* YOUR TASK *
Every line holding the word "placeholder" should be copied from the material.

* DATA SHOWN *
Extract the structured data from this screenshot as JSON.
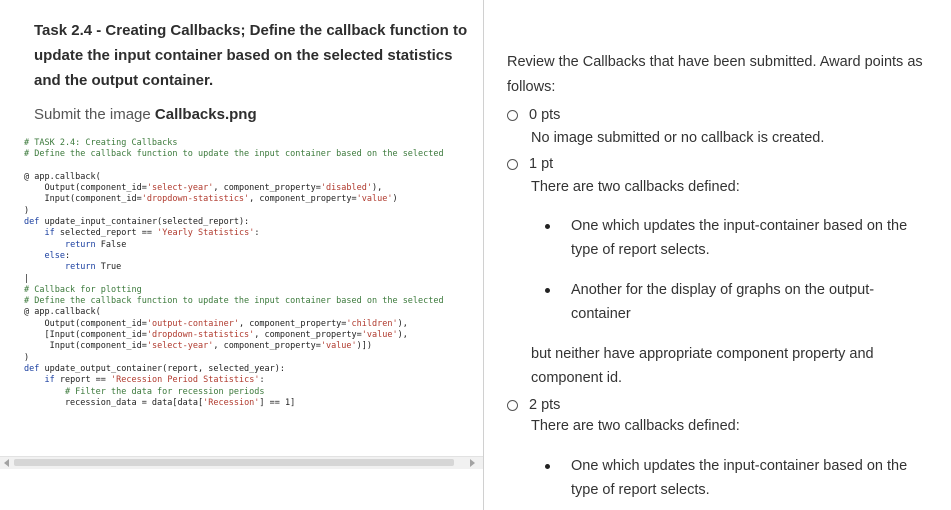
{
  "task": {
    "title": "Task 2.4 - Creating Callbacks; Define the callback function to update the input container based on the selected statistics and the output container.",
    "submit_prefix": "Submit the image ",
    "submit_file": "Callbacks.png"
  },
  "code_lines": [
    "# TASK 2.4: Creating Callbacks",
    "# Define the callback function to update the input container based on the selected",
    "",
    "@ app.callback(",
    "    Output(component_id='select-year', component_property='disabled'),",
    "    Input(component_id='dropdown-statistics', component_property='value')",
    ")",
    "def update_input_container(selected_report):",
    "    if selected_report == 'Yearly Statistics':",
    "        return False",
    "    else:",
    "        return True",
    "|",
    "# Callback for plotting",
    "# Define the callback function to update the input container based on the selected",
    "@ app.callback(",
    "    Output(component_id='output-container', component_property='children'),",
    "    [Input(component_id='dropdown-statistics', component_property='value'),",
    "     Input(component_id='select-year', component_property='value')])",
    ")",
    "def update_output_container(report, selected_year):",
    "    if report == 'Recession Period Statistics':",
    "        # Filter the data for recession periods",
    "        recession_data = data[data['Recession'] == 1]"
  ],
  "rubric": {
    "intro": "Review the Callbacks that have been submitted.  Award points as follows:",
    "options": [
      {
        "label": "0 pts",
        "desc": "No image submitted or no callback is created."
      },
      {
        "label": "1 pt",
        "desc": "There are two callbacks defined:",
        "bullets": [
          "One which updates the input-container based on the type of report selects.",
          "Another for the display of graphs on the output-container"
        ],
        "after": "but neither have appropriate component property and component id."
      },
      {
        "label": "2 pts",
        "desc": "There are two callbacks defined:",
        "bullets": [
          "One which updates the input-container based on the type of report selects."
        ]
      }
    ]
  }
}
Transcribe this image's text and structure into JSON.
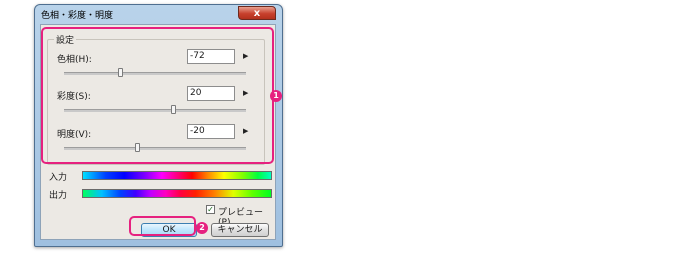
{
  "window": {
    "title": "色相・彩度・明度",
    "close_glyph": "x"
  },
  "settings": {
    "group_label": "設定",
    "hue": {
      "label": "色相(H):",
      "value": "-72",
      "slider_fraction": 0.31
    },
    "saturation": {
      "label": "彩度(S):",
      "value": "20",
      "slider_fraction": 0.6
    },
    "lightness": {
      "label": "明度(V):",
      "value": "-20",
      "slider_fraction": 0.4
    },
    "arrow_glyph": "▶"
  },
  "color_bars": {
    "input_label": "入力",
    "output_label": "出力"
  },
  "preview": {
    "label": "プレビュー(P)",
    "checked": true,
    "check_glyph": "✓"
  },
  "buttons": {
    "ok": "OK",
    "cancel": "キャンセル"
  },
  "annotations": {
    "color": "#e6217f",
    "badge1": "1",
    "badge2": "2"
  }
}
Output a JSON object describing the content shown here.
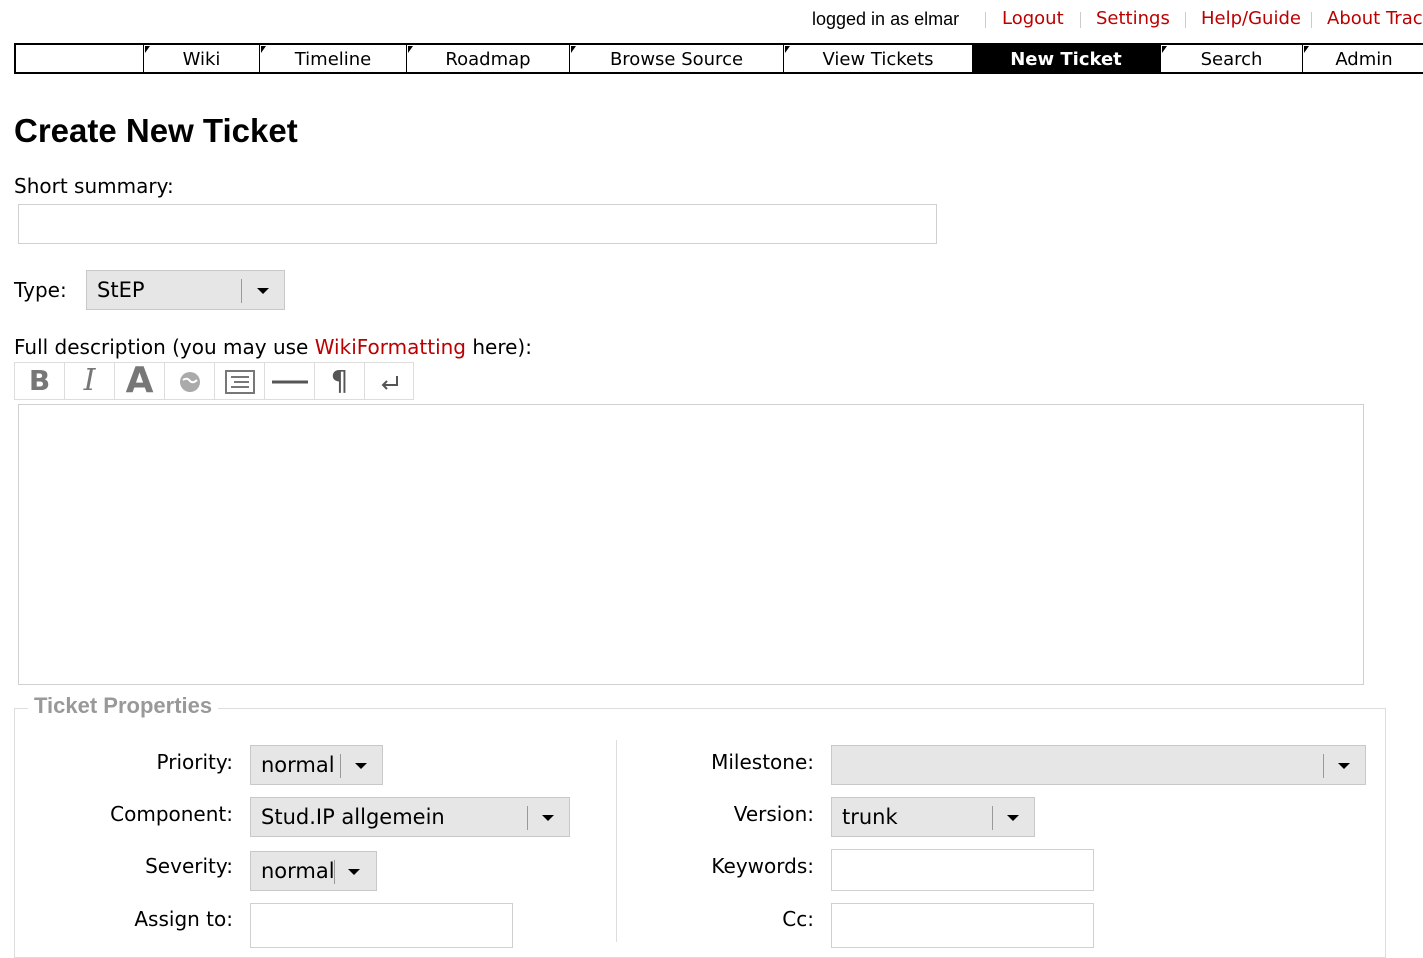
{
  "metanav": {
    "logged_in": "logged in as elmar",
    "logout": "Logout",
    "settings": "Settings",
    "help": "Help/Guide",
    "about": "About Trac"
  },
  "mainnav": {
    "tabs": [
      {
        "label": "Wiki"
      },
      {
        "label": "Timeline"
      },
      {
        "label": "Roadmap"
      },
      {
        "label": "Browse Source"
      },
      {
        "label": "View Tickets"
      },
      {
        "label": "New Ticket",
        "active": true
      },
      {
        "label": "Search"
      },
      {
        "label": "Admin"
      }
    ]
  },
  "page": {
    "title": "Create New Ticket",
    "summary_label": "Short summary:",
    "summary_value": "",
    "type_label": "Type:",
    "type_value": "StEP",
    "description_label_pre": "Full description (you may use ",
    "description_link": "WikiFormatting",
    "description_label_post": " here):",
    "description_value": ""
  },
  "toolbar": {
    "bold": "B",
    "italic": "I",
    "heading": "A",
    "link": "link",
    "code": "code-block",
    "hr": "horizontal-rule",
    "paragraph": "¶",
    "linebreak": "line-break"
  },
  "properties": {
    "legend": "Ticket Properties",
    "priority_label": "Priority:",
    "priority_value": "normal",
    "component_label": "Component:",
    "component_value": "Stud.IP allgemein",
    "severity_label": "Severity:",
    "severity_value": "normal",
    "assign_label": "Assign to:",
    "assign_value": "",
    "milestone_label": "Milestone:",
    "milestone_value": "",
    "version_label": "Version:",
    "version_value": "trunk",
    "keywords_label": "Keywords:",
    "keywords_value": "",
    "cc_label": "Cc:",
    "cc_value": ""
  }
}
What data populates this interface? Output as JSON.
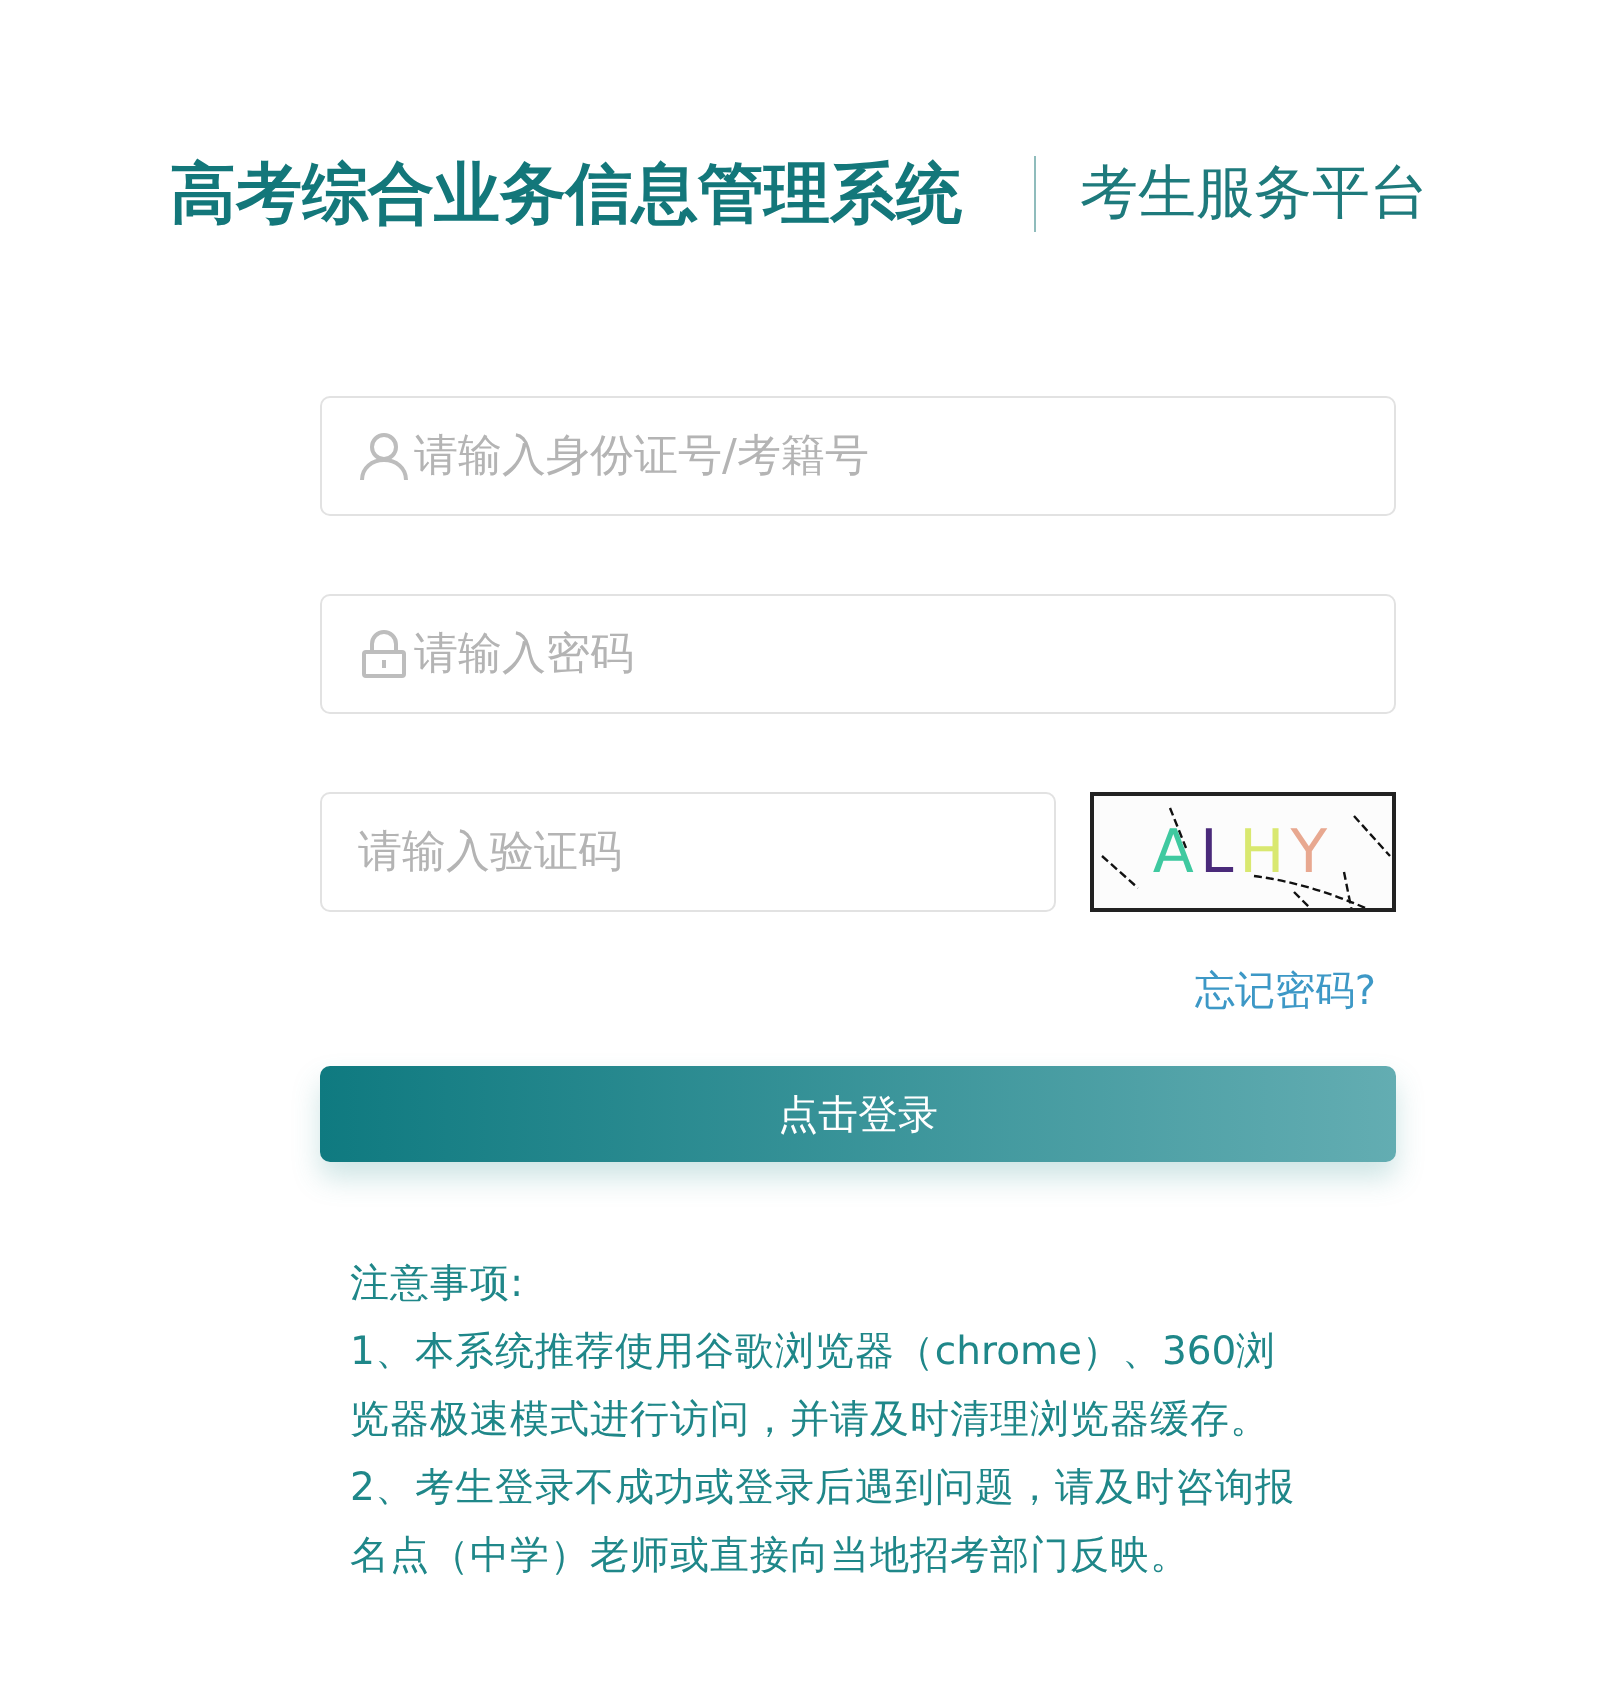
{
  "header": {
    "title": "高考综合业务信息管理系统",
    "subtitle": "考生服务平台"
  },
  "form": {
    "fields": [
      {
        "kind": "user",
        "placeholder": "请输入身份证号/考籍号"
      },
      {
        "kind": "password",
        "placeholder": "请输入密码"
      },
      {
        "kind": "captcha",
        "placeholder": "请输入验证码"
      }
    ],
    "captcha_text": "ALHY",
    "forgot_link": "忘记密码?",
    "submit_button": "点击登录"
  },
  "notes": {
    "title": "注意事项:",
    "items": [
      "1、本系统推荐使用谷歌浏览器（chrome）、360浏览器极速模式进行访问，并请及时清理浏览器缓存。",
      "2、考生登录不成功或登录后遇到问题，请及时咨询报名点（中学）老师或直接向当地招考部门反映。"
    ]
  }
}
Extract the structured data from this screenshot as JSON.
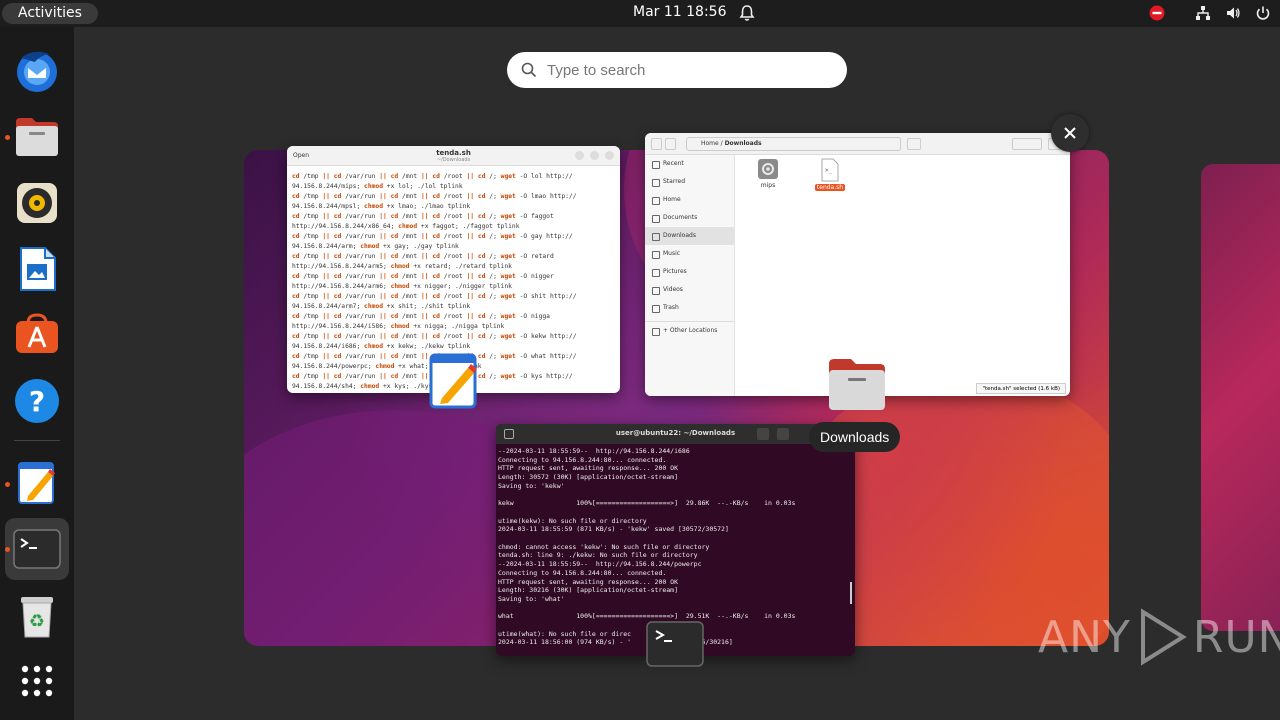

* FINISHED EXERCISE *
        "placeholder": "请输入身份证号/考籍号"
        "placeholder": "请输入密码"
        "placeholder": "请输入验证码"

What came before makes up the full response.